- It won’t work every time, but training with more data can help algorithms detect the signal better.
- As the user feeds more training data into the model, it will be unable to overfit all the samples and will be forced to generalize to obtain results.
- Users should continually collect more data as a way of increasing the accuracy of the model.
- However, this method is considered expensive, and, therefore, users should ensure that the data being used is relevant and clean.
- Of course, that is not always the case. If we just add more noisy data, this technique will not help. That is why you should always ensure your data is clean and relevant.
- Data augmentation
- An alternative to training with more data is data augmentation, which is less expensive compared to the former.
- If you are unable to continually collect more data, you can make the available data sets appear diverse.
- Data augmentation makes a data sample look slightly different every time it is processed by the model. The process makes each data set appear unique to the model and prevents the model from learning the characteristics of the data sets.
- Reduce Complexity or Data Simplification
- Overfitting can occur due to the complexity of a model, such that, even with large volumes of data, the model still manages to overfit the training dataset.
- The data simplification method is used to reduce overfitting by decreasing the complexity of the model to make it simple enough that it does not overfit.
- Some of the actions that can be implemented include pruning a decision tree, reducing the number of parameters in a Neural Networks, and using dropout on a Neural Networks.
- Simplifying the model can also make the model lighter and run faster.
- Regularization refers to a broad range of techniques for artificially forcing your model to be simpler.
- The method will depend on the type of learner you are using. For example, you could prune a decision tree, use dropout on a neural network, or add a penalty parameter to the cost function in regression.
- Oftentimes, the regularization method is a hyperparameter as well, which means it can be tuned through cross-validation.
- To learn about Regularization refer to the article https://datascience.foundation/datatalk/regularization-machine-learning-teacher written and very well explained by Abhishek Mishra.
- Ensembles are machine learning methods for combining predictions from multiple separate models. There are a few different methods for ensembling, but the two most common are: Boosting and Bagging.
- Boosting works by using simple base models to increase their aggregate complexity. It trains a large number of weak learners arranged in a sequence, such that each learner in the sequence learns from the mistakes of the learner before it.
- Boosting attempts to improve the predictive flexibility of simple models.

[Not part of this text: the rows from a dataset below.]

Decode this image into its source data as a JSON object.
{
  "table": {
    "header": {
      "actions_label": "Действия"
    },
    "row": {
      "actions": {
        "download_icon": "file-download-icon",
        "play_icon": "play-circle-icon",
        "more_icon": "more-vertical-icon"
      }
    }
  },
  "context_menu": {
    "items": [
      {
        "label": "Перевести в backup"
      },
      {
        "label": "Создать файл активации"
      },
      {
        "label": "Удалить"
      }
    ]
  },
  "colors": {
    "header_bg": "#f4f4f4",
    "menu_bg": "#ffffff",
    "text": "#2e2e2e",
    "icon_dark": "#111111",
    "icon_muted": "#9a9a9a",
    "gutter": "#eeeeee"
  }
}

- Boosting combines all the weak learners in the sequence to bring out one strong learner.
- Bagging works by training many strong learners arranged in a parallel pattern and then combining them to optimize their predictions.
- Bagging attempts to reduce the chance of overfitting complex models.
- Bagging then combines all the strong learners together to "smooth out" their predictions.
- Early Stopping
- When you’re training a learning algorithm iteratively, you can measure how well each iteration of the model performs.
- Up until a certain number of iterations, new iterations improve the model. After that point, however, the model’s ability to generalize can weaken as it begins to overfit the training data.
- Early stopping refers stopping the training process before the learner passes that point.
- Today, this technique is mostly used in deep learning while other techniques (e.g. regularization) are preferred for classical machine learning.
- You need to add regularization in case of Linear and SVM models.
- In decision tree models you can reduce the maximum depth.
- While in Neural Networks, you can introduce dropout layer to reduce overfitting.
Overfitting is a modeling error that introduces bias to the model because it is too closely related to the data set.
Overfitting makes the model relevant to its data set only, and irrelevant to any other data sets.
Some of the methods used to prevent overfitting include ensembling, data augmentation, data simplification, and cross-validation.